[Opening Exercise data section]

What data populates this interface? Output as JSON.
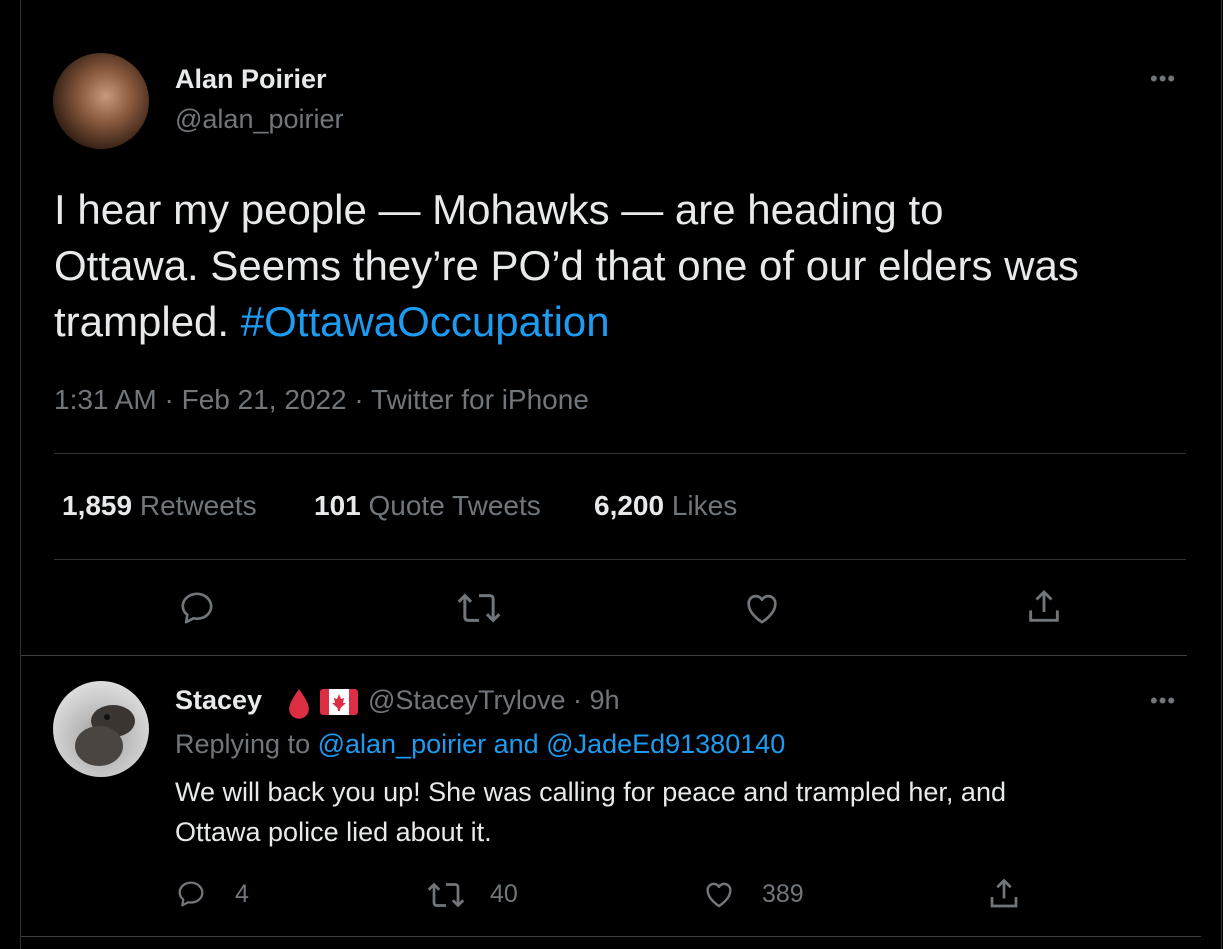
{
  "tweet": {
    "author_name": "Alan Poirier",
    "author_handle": "@alan_poirier",
    "more_label": "•••",
    "text_line1": "I hear my people — Mohawks — are heading to",
    "text_line2": "Ottawa. Seems they’re PO’d that one of our elders was",
    "text_line3_plain": "trampled. ",
    "hashtag": "#OttawaOccupation",
    "meta": "1:31 AM · Feb 21, 2022 · Twitter for iPhone",
    "stats": {
      "retweets_count": "1,859",
      "retweets_label": "Retweets",
      "quotes_count": "101",
      "quotes_label": "Quote Tweets",
      "likes_count": "6,200",
      "likes_label": "Likes"
    }
  },
  "reply": {
    "author_name": "Stacey",
    "author_handle": "@StaceyTrylove · 9h",
    "more_label": "•••",
    "replying_prefix": "Replying to ",
    "mention1": "@alan_poirier",
    "and_word": " and ",
    "mention2": "@JadeEd91380140",
    "text_line1": "We will back you up! She was calling for peace and trampled her, and",
    "text_line2": "Ottawa police lied about it.",
    "reply_count": "4",
    "retweet_count": "40",
    "like_count": "389"
  },
  "icons": {
    "reply": "reply-bubble-icon",
    "retweet": "retweet-arrows-icon",
    "like": "heart-icon",
    "share": "share-upload-icon",
    "blood_drop": "red-drop-emoji",
    "flag": "canada-flag-emoji"
  },
  "colors": {
    "background": "#000000",
    "text": "#e7e9ea",
    "secondary": "#71767b",
    "link": "#1d9bf0",
    "divider": "#2f3336"
  }
}
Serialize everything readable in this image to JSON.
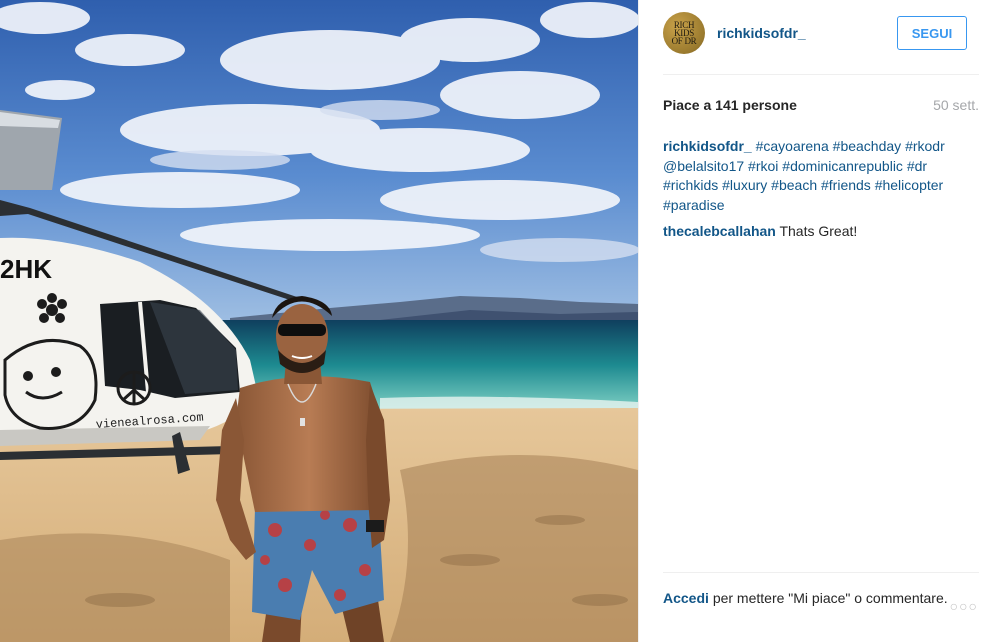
{
  "post": {
    "aircraft_registration": "2HK",
    "aircraft_livery_text": "vienealrosa.com"
  },
  "profile": {
    "avatar_text": "RICH KIDS OF DR",
    "username": "richkidsofdr_",
    "follow_label": "SEGUI"
  },
  "stats": {
    "likes": "Piace a 141 persone",
    "age": "50 sett."
  },
  "comments": [
    {
      "user": "richkidsofdr_",
      "tags": [
        "#cayoarena",
        "#beachday",
        "#rkodr",
        "@belalsito17",
        "#rkoi",
        "#dominicanrepublic",
        "#dr",
        "#richkids",
        "#luxury",
        "#beach",
        "#friends",
        "#helicopter",
        "#paradise"
      ]
    },
    {
      "user": "thecalebcallahan",
      "text": "Thats Great!"
    }
  ],
  "footer": {
    "login_link": "Accedi",
    "prompt_text": "per mettere \"Mi piace\" o commentare.",
    "more_icon": "ellipsis-icon"
  },
  "colors": {
    "link": "#125688",
    "follow_blue": "#3897f0",
    "muted": "#a5a7aa"
  }
}
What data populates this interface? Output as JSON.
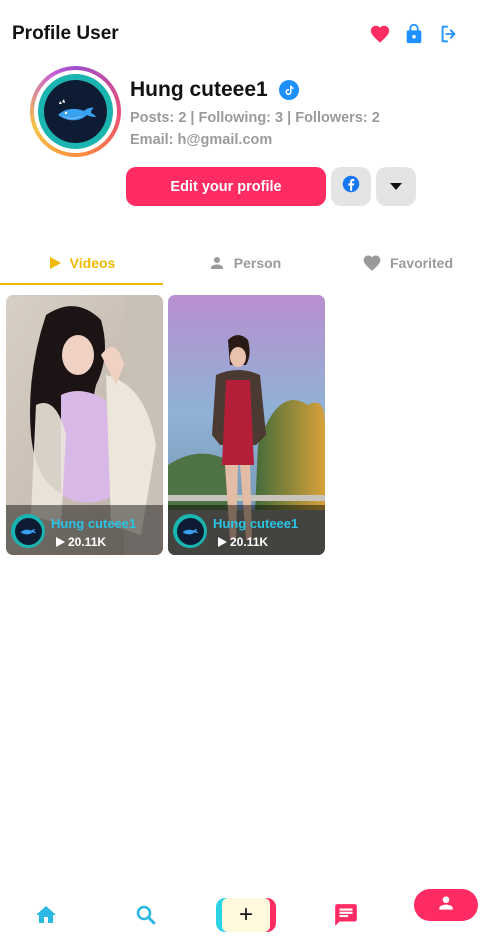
{
  "header": {
    "title": "Profile User",
    "icons": [
      "heart-icon",
      "lock-icon",
      "logout-icon"
    ],
    "colors": {
      "heart": "#fe2c62",
      "lock": "#1e90ff",
      "logout": "#1e90ff"
    }
  },
  "profile": {
    "username": "Hung cuteee1",
    "stats": "Posts: 2 | Following: 3 | Followers: 2",
    "email": "Email: h@gmail.com",
    "edit_button": "Edit your profile",
    "verified_icon": "tiktok-verified-icon"
  },
  "tabs": [
    {
      "label": "Videos",
      "icon": "play-icon",
      "active": true
    },
    {
      "label": "Person",
      "icon": "person-icon",
      "active": false
    },
    {
      "label": "Favorited",
      "icon": "heart-icon",
      "active": false
    }
  ],
  "videos": [
    {
      "author": "Hung cuteee1",
      "views": "20.11K"
    },
    {
      "author": "Hung cuteee1",
      "views": "20.11K"
    }
  ],
  "bottom_nav": [
    "home-icon",
    "search-icon",
    "add-icon",
    "chat-icon",
    "profile-icon"
  ],
  "add_label": "+",
  "colors": {
    "accent_pink": "#fe2c62",
    "accent_cyan": "#2bd4e4",
    "tab_active": "#f0b800"
  }
}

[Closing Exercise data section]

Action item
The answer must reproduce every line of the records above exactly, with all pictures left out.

Expected answer
What data populates this interface? Output as JSON.
{
  "tweet": {
    "author_name": "Alan Poirier",
    "author_handle": "@alan_poirier",
    "more_label": "•••",
    "text_line1": "I hear my people — Mohawks — are heading to",
    "text_line2": "Ottawa. Seems they’re PO’d that one of our elders was",
    "text_line3_plain": "trampled. ",
    "hashtag": "#OttawaOccupation",
    "meta": "1:31 AM · Feb 21, 2022 · Twitter for iPhone",
    "stats": {
      "retweets_count": "1,859",
      "retweets_label": "Retweets",
      "quotes_count": "101",
      "quotes_label": "Quote Tweets",
      "likes_count": "6,200",
      "likes_label": "Likes"
    }
  },
  "reply": {
    "author_name": "Stacey",
    "author_handle": "@StaceyTrylove · 9h",
    "more_label": "•••",
    "replying_prefix": "Replying to ",
    "mention1": "@alan_poirier",
    "and_word": " and ",
    "mention2": "@JadeEd91380140",
    "text_line1": "We will back you up! She was calling for peace and trampled her, and",
    "text_line2": "Ottawa police lied about it.",
    "reply_count": "4",
    "retweet_count": "40",
    "like_count": "389"
  },
  "icons": {
    "reply": "reply-bubble-icon",
    "retweet": "retweet-arrows-icon",
    "like": "heart-icon",
    "share": "share-upload-icon",
    "blood_drop": "red-drop-emoji",
    "flag": "canada-flag-emoji"
  },
  "colors": {
    "background": "#000000",
    "text": "#e7e9ea",
    "secondary": "#71767b",
    "link": "#1d9bf0",
    "divider": "#2f3336"
  }
}
Serialize everything readable in this image to JSON.
{
  "post": {
    "aircraft_registration": "2HK",
    "aircraft_livery_text": "vienealrosa.com"
  },
  "profile": {
    "avatar_text": "RICH KIDS OF DR",
    "username": "richkidsofdr_",
    "follow_label": "SEGUI"
  },
  "stats": {
    "likes": "Piace a 141 persone",
    "age": "50 sett."
  },
  "comments": [
    {
      "user": "richkidsofdr_",
      "tags": [
        "#cayoarena",
        "#beachday",
        "#rkodr",
        "@belalsito17",
        "#rkoi",
        "#dominicanrepublic",
        "#dr",
        "#richkids",
        "#luxury",
        "#beach",
        "#friends",
        "#helicopter",
        "#paradise"
      ]
    },
    {
      "user": "thecalebcallahan",
      "text": "Thats Great!"
    }
  ],
  "footer": {
    "login_link": "Accedi",
    "prompt_text": "per mettere \"Mi piace\" o commentare.",
    "more_icon": "ellipsis-icon"
  },
  "colors": {
    "link": "#125688",
    "follow_blue": "#3897f0",
    "muted": "#a5a7aa"
  }
}
What data populates this interface? Output as JSON.
{
  "header": {
    "title": "Profile User",
    "icons": [
      "heart-icon",
      "lock-icon",
      "logout-icon"
    ],
    "colors": {
      "heart": "#fe2c62",
      "lock": "#1e90ff",
      "logout": "#1e90ff"
    }
  },
  "profile": {
    "username": "Hung cuteee1",
    "stats": "Posts: 2 | Following: 3 | Followers: 2",
    "email": "Email: h@gmail.com",
    "edit_button": "Edit your profile",
    "verified_icon": "tiktok-verified-icon"
  },
  "tabs": [
    {
      "label": "Videos",
      "icon": "play-icon",
      "active": true
    },
    {
      "label": "Person",
      "icon": "person-icon",
      "active": false
    },
    {
      "label": "Favorited",
      "icon": "heart-icon",
      "active": false
    }
  ],
  "videos": [
    {
      "author": "Hung cuteee1",
      "views": "20.11K"
    },
    {
      "author": "Hung cuteee1",
      "views": "20.11K"
    }
  ],
  "bottom_nav": [
    "home-icon",
    "search-icon",
    "add-icon",
    "chat-icon",
    "profile-icon"
  ],
  "add_label": "+",
  "colors": {
    "accent_pink": "#fe2c62",
    "accent_cyan": "#2bd4e4",
    "tab_active": "#f0b800"
  }
}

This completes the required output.